* **INPUT FOR THIS TASK**
*** Begin section ***

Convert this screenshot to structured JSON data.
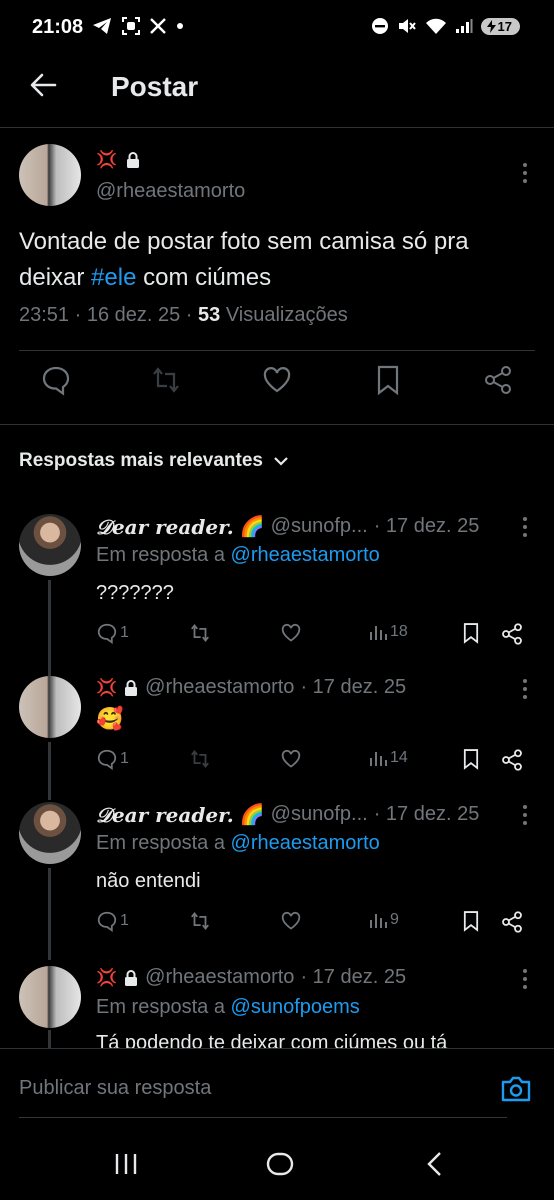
{
  "status_bar": {
    "time": "21:08",
    "battery": "17"
  },
  "header": {
    "title": "Postar"
  },
  "post": {
    "author_emojis": "💢",
    "handle": "@rheaestamorto",
    "text_pre": "Vontade de postar foto sem camisa só pra deixar ",
    "hashtag": "#ele",
    "text_post": " com ciúmes",
    "time": "23:51 · 16 dez. 25 · ",
    "views_count": "53",
    "views_label": " Visualizações"
  },
  "sort": {
    "label": "Respostas mais relevantes"
  },
  "replies": [
    {
      "name": "𝒟ear reader.",
      "emoji": "🌈",
      "handle": "@sunofp...",
      "date": "· 17 dez. 25",
      "in_reply_label": "Em resposta a ",
      "in_reply_handle": "@rheaestamorto",
      "text": "???????",
      "replies": "1",
      "views": "18"
    },
    {
      "name": "💢",
      "handle": "@rheaestamorto",
      "date": "· 17 dez. 25",
      "text": "🥰",
      "replies": "1",
      "views": "14"
    },
    {
      "name": "𝒟ear reader.",
      "emoji": "🌈",
      "handle": "@sunofp...",
      "date": "· 17 dez. 25",
      "in_reply_label": "Em resposta a ",
      "in_reply_handle": "@rheaestamorto",
      "text": "não entendi",
      "replies": "1",
      "views": "9"
    },
    {
      "name": "💢",
      "handle": "@rheaestamorto",
      "date": "· 17 dez. 25",
      "in_reply_label": "Em resposta a ",
      "in_reply_handle": "@sunofpoems",
      "text": "Tá podendo te deixar com ciúmes ou tá"
    }
  ],
  "composer": {
    "placeholder": "Publicar sua resposta"
  },
  "colors": {
    "accent": "#1d9bf0",
    "muted": "#71767b",
    "text": "#e7e9ea",
    "background": "#000000"
  }
}
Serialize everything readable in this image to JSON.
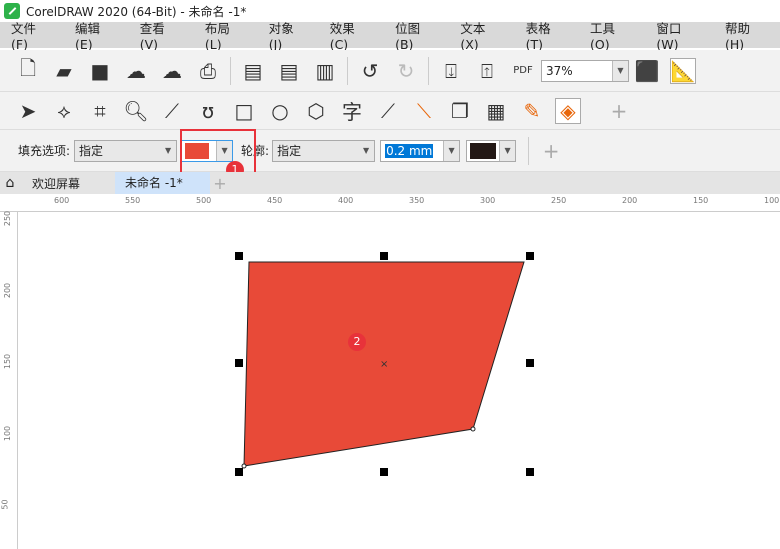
{
  "title": "CorelDRAW 2020 (64-Bit) - 未命名 -1*",
  "menu": [
    "文件(F)",
    "编辑(E)",
    "查看(V)",
    "布局(L)",
    "对象(J)",
    "效果(C)",
    "位图(B)",
    "文本(X)",
    "表格(T)",
    "工具(O)",
    "窗口(W)",
    "帮助(H)"
  ],
  "toolbar": {
    "zoom": "37%",
    "pdf": "PDF"
  },
  "property_bar": {
    "fill_label": "填充选项:",
    "fill_value": "指定",
    "fill_color": "#e84a38",
    "outline_label": "轮廓:",
    "outline_value": "指定",
    "outline_width": "0.2 mm",
    "outline_color": "#231815"
  },
  "tabs": {
    "welcome": "欢迎屏幕",
    "doc": "未命名 -1*"
  },
  "ruler": {
    "h": [
      "600",
      "550",
      "500",
      "450",
      "400",
      "350",
      "300",
      "250",
      "200",
      "150",
      "100"
    ],
    "v": [
      "250",
      "200",
      "150",
      "100",
      "50"
    ]
  },
  "annotations": {
    "a1": "1",
    "a2": "2"
  },
  "colors": {
    "highlight": "#e8323a",
    "shape_fill": "#e84a38"
  }
}
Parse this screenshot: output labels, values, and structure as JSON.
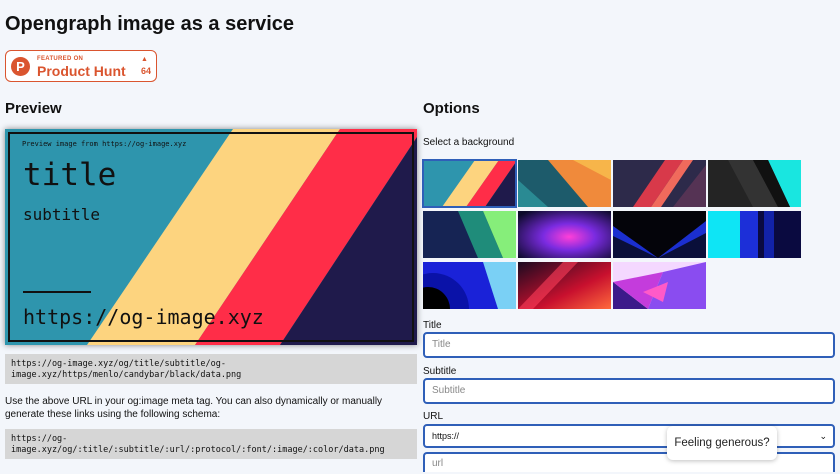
{
  "page": {
    "title": "Opengraph image as a service"
  },
  "product_hunt": {
    "featured": "FEATURED ON",
    "name": "Product Hunt",
    "logo_letter": "P",
    "count": "64",
    "color": "#da552f"
  },
  "preview": {
    "heading": "Preview",
    "note": "Preview image from https://og-image.xyz",
    "title": "title",
    "subtitle": "subtitle",
    "url": "https://og-image.xyz"
  },
  "generated_url": "https://og-image.xyz/og/title/subtitle/og-image.xyz/https/menlo/candybar/black/data.png",
  "instructions": "Use the above URL in your og:image meta tag. You can also dynamically or manually generate these links using the following schema:",
  "schema": "https://og-image.xyz/og/:title/:subtitle/:url/:protocol/:font/:image/:color/data.png",
  "options": {
    "heading": "Options",
    "background_label": "Select a background",
    "title_label": "Title",
    "title_placeholder": "Title",
    "subtitle_label": "Subtitle",
    "subtitle_placeholder": "Subtitle",
    "url_label": "URL",
    "protocol_value": "https://",
    "url_placeholder": "url"
  },
  "backgrounds": [
    {
      "name": "candybar",
      "selected": true
    },
    {
      "name": "orange-teal"
    },
    {
      "name": "red-navy"
    },
    {
      "name": "black-cyan"
    },
    {
      "name": "green-navy"
    },
    {
      "name": "purple-glow"
    },
    {
      "name": "dark-blue-v"
    },
    {
      "name": "cyan-blue-bars"
    },
    {
      "name": "blue-waves"
    },
    {
      "name": "red-gradient"
    },
    {
      "name": "purple-crystal"
    }
  ],
  "toast": {
    "text": "Feeling generous?"
  },
  "colors": {
    "accent": "#2f5fb8",
    "teal": "#2e95ad",
    "yellow": "#fdd47f",
    "red": "#ff2d48",
    "navy": "#1f1a4b"
  }
}
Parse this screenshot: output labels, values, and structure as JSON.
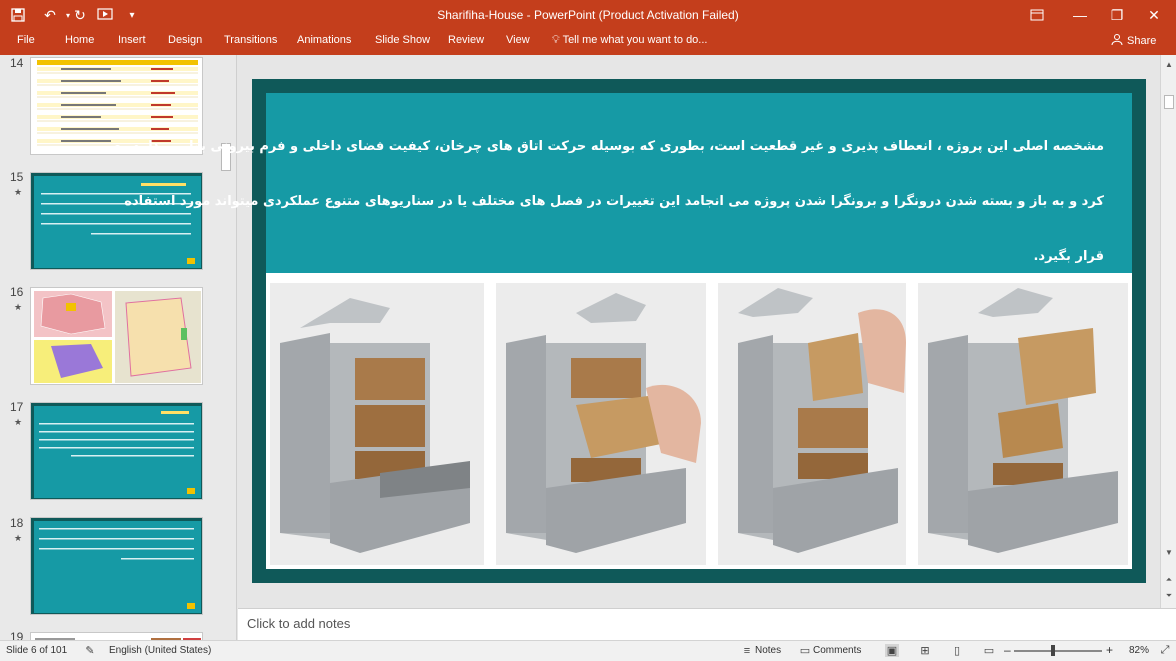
{
  "window": {
    "title": "Sharifiha-House - PowerPoint (Product Activation Failed)",
    "icons": [
      "save-icon",
      "undo-icon",
      "redo-icon",
      "start-from-beginning-icon",
      "touch-mode-icon",
      "customize-qat-icon"
    ],
    "controls": [
      "ribbon-display-icon",
      "minimize-icon",
      "restore-icon",
      "close-icon"
    ]
  },
  "ribbon": {
    "tabs": [
      "File",
      "Home",
      "Insert",
      "Design",
      "Transitions",
      "Animations",
      "Slide Show",
      "Review",
      "View"
    ],
    "tell_me": "Tell me what you want to do...",
    "share": "Share"
  },
  "thumbnails": [
    {
      "num": "14",
      "star": "",
      "style": "table"
    },
    {
      "num": "15",
      "star": "★",
      "style": "teal"
    },
    {
      "num": "16",
      "star": "★",
      "style": "maps"
    },
    {
      "num": "17",
      "star": "★",
      "style": "teal"
    },
    {
      "num": "18",
      "star": "★",
      "style": "teal"
    },
    {
      "num": "19",
      "star": "",
      "style": "partial"
    }
  ],
  "slide": {
    "lines": [
      "مشخصه اصلی این پروژه ، انعطاف پذیری و غیر قطعیت است، بطوری که بوسیله حرکت اتاق های چرخان، کیفیت فضای داخلی و فرم بیرونی بطور مداوم تغییر",
      "کرد و به باز و بسته شدن درونگرا و برونگرا شدن پروژه می انجامد این تغییرات در فصل های مختلف یا در سناریوهای متنوع عملکردی میتواند مورد استفاده",
      "قرار بگیرد."
    ],
    "colors": {
      "frame": "#0f5959",
      "textbox": "#169aa5",
      "text": "#ffffff"
    }
  },
  "notes": {
    "placeholder": "Click to add notes"
  },
  "status": {
    "slide": "Slide 6 of 101",
    "language": "English (United States)",
    "notes": "Notes",
    "comments": "Comments",
    "zoom": "82%"
  }
}
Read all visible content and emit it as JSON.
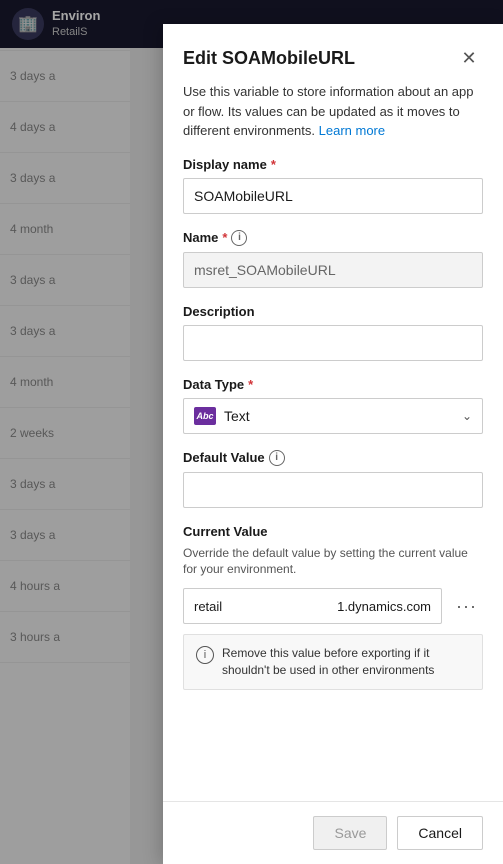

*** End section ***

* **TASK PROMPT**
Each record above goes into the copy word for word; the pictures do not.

* **ANSWER FOR THE TASK**
Convert this screenshot to structured JSON data.
{
  "status_bar": {
    "time": "21:08",
    "battery": "17"
  },
  "header": {
    "title": "Postar"
  },
  "post": {
    "author_emojis": "💢",
    "handle": "@rheaestamorto",
    "text_pre": "Vontade de postar foto sem camisa só pra deixar ",
    "hashtag": "#ele",
    "text_post": " com ciúmes",
    "time": "23:51 · 16 dez. 25 · ",
    "views_count": "53",
    "views_label": " Visualizações"
  },
  "sort": {
    "label": "Respostas mais relevantes"
  },
  "replies": [
    {
      "name": "𝒟ear reader.",
      "emoji": "🌈",
      "handle": "@sunofp...",
      "date": "· 17 dez. 25",
      "in_reply_label": "Em resposta a ",
      "in_reply_handle": "@rheaestamorto",
      "text": "???????",
      "replies": "1",
      "views": "18"
    },
    {
      "name": "💢",
      "handle": "@rheaestamorto",
      "date": "· 17 dez. 25",
      "text": "🥰",
      "replies": "1",
      "views": "14"
    },
    {
      "name": "𝒟ear reader.",
      "emoji": "🌈",
      "handle": "@sunofp...",
      "date": "· 17 dez. 25",
      "in_reply_label": "Em resposta a ",
      "in_reply_handle": "@rheaestamorto",
      "text": "não entendi",
      "replies": "1",
      "views": "9"
    },
    {
      "name": "💢",
      "handle": "@rheaestamorto",
      "date": "· 17 dez. 25",
      "in_reply_label": "Em resposta a ",
      "in_reply_handle": "@sunofpoems",
      "text": "Tá podendo te deixar com ciúmes ou tá"
    }
  ],
  "composer": {
    "placeholder": "Publicar sua resposta"
  },
  "colors": {
    "accent": "#1d9bf0",
    "muted": "#71767b",
    "text": "#e7e9ea",
    "background": "#000000"
  }
}
Serialize everything readable in this image to JSON.
{
  "title": "CorelDRAW 2020 (64-Bit) - 未命名 -1*",
  "menu": [
    "文件(F)",
    "编辑(E)",
    "查看(V)",
    "布局(L)",
    "对象(J)",
    "效果(C)",
    "位图(B)",
    "文本(X)",
    "表格(T)",
    "工具(O)",
    "窗口(W)",
    "帮助(H)"
  ],
  "toolbar": {
    "zoom": "37%",
    "pdf": "PDF"
  },
  "property_bar": {
    "fill_label": "填充选项:",
    "fill_value": "指定",
    "fill_color": "#e84a38",
    "outline_label": "轮廓:",
    "outline_value": "指定",
    "outline_width": "0.2 mm",
    "outline_color": "#231815"
  },
  "tabs": {
    "welcome": "欢迎屏幕",
    "doc": "未命名 -1*"
  },
  "ruler": {
    "h": [
      "600",
      "550",
      "500",
      "450",
      "400",
      "350",
      "300",
      "250",
      "200",
      "150",
      "100"
    ],
    "v": [
      "250",
      "200",
      "150",
      "100",
      "50"
    ]
  },
  "annotations": {
    "a1": "1",
    "a2": "2"
  },
  "colors": {
    "highlight": "#e8323a",
    "shape_fill": "#e84a38"
  }
}
Parse this screenshot: output labels, values, and structure as JSON.
{
  "page": {
    "title": "Opengraph image as a service"
  },
  "product_hunt": {
    "featured": "FEATURED ON",
    "name": "Product Hunt",
    "logo_letter": "P",
    "count": "64",
    "color": "#da552f"
  },
  "preview": {
    "heading": "Preview",
    "note": "Preview image from https://og-image.xyz",
    "title": "title",
    "subtitle": "subtitle",
    "url": "https://og-image.xyz"
  },
  "generated_url": "https://og-image.xyz/og/title/subtitle/og-image.xyz/https/menlo/candybar/black/data.png",
  "instructions": "Use the above URL in your og:image meta tag. You can also dynamically or manually generate these links using the following schema:",
  "schema": "https://og-image.xyz/og/:title/:subtitle/:url/:protocol/:font/:image/:color/data.png",
  "options": {
    "heading": "Options",
    "background_label": "Select a background",
    "title_label": "Title",
    "title_placeholder": "Title",
    "subtitle_label": "Subtitle",
    "subtitle_placeholder": "Subtitle",
    "url_label": "URL",
    "protocol_value": "https://",
    "url_placeholder": "url"
  },
  "backgrounds": [
    {
      "name": "candybar",
      "selected": true
    },
    {
      "name": "orange-teal"
    },
    {
      "name": "red-navy"
    },
    {
      "name": "black-cyan"
    },
    {
      "name": "green-navy"
    },
    {
      "name": "purple-glow"
    },
    {
      "name": "dark-blue-v"
    },
    {
      "name": "cyan-blue-bars"
    },
    {
      "name": "blue-waves"
    },
    {
      "name": "red-gradient"
    },
    {
      "name": "purple-crystal"
    }
  ],
  "toast": {
    "text": "Feeling generous?"
  },
  "colors": {
    "accent": "#2f5fb8",
    "teal": "#2e95ad",
    "yellow": "#fdd47f",
    "red": "#ff2d48",
    "navy": "#1f1a4b"
  }
}
Parse this screenshot: output labels, values, and structure as JSON.
{
  "window": {
    "title": "Sharifiha-House - PowerPoint (Product Activation Failed)",
    "icons": [
      "save-icon",
      "undo-icon",
      "redo-icon",
      "start-from-beginning-icon",
      "touch-mode-icon",
      "customize-qat-icon"
    ],
    "controls": [
      "ribbon-display-icon",
      "minimize-icon",
      "restore-icon",
      "close-icon"
    ]
  },
  "ribbon": {
    "tabs": [
      "File",
      "Home",
      "Insert",
      "Design",
      "Transitions",
      "Animations",
      "Slide Show",
      "Review",
      "View"
    ],
    "tell_me": "Tell me what you want to do...",
    "share": "Share"
  },
  "thumbnails": [
    {
      "num": "14",
      "star": "",
      "style": "table"
    },
    {
      "num": "15",
      "star": "★",
      "style": "teal"
    },
    {
      "num": "16",
      "star": "★",
      "style": "maps"
    },
    {
      "num": "17",
      "star": "★",
      "style": "teal"
    },
    {
      "num": "18",
      "star": "★",
      "style": "teal"
    },
    {
      "num": "19",
      "star": "",
      "style": "partial"
    }
  ],
  "slide": {
    "lines": [
      "مشخصه اصلی این پروژه ، انعطاف پذیری و غیر قطعیت است، بطوری که بوسیله حرکت اتاق های چرخان، کیفیت فضای داخلی و فرم بیرونی بطور مداوم تغییر",
      "کرد و به باز و بسته شدن درونگرا و برونگرا شدن پروژه می انجامد این تغییرات در فصل های مختلف یا در سناریوهای متنوع عملکردی میتواند مورد استفاده",
      "قرار بگیرد."
    ],
    "colors": {
      "frame": "#0f5959",
      "textbox": "#169aa5",
      "text": "#ffffff"
    }
  },
  "notes": {
    "placeholder": "Click to add notes"
  },
  "status": {
    "slide": "Slide 6 of 101",
    "language": "English (United States)",
    "notes": "Notes",
    "comments": "Comments",
    "zoom": "82%"
  }
}
Read all visible content and emit it as JSON.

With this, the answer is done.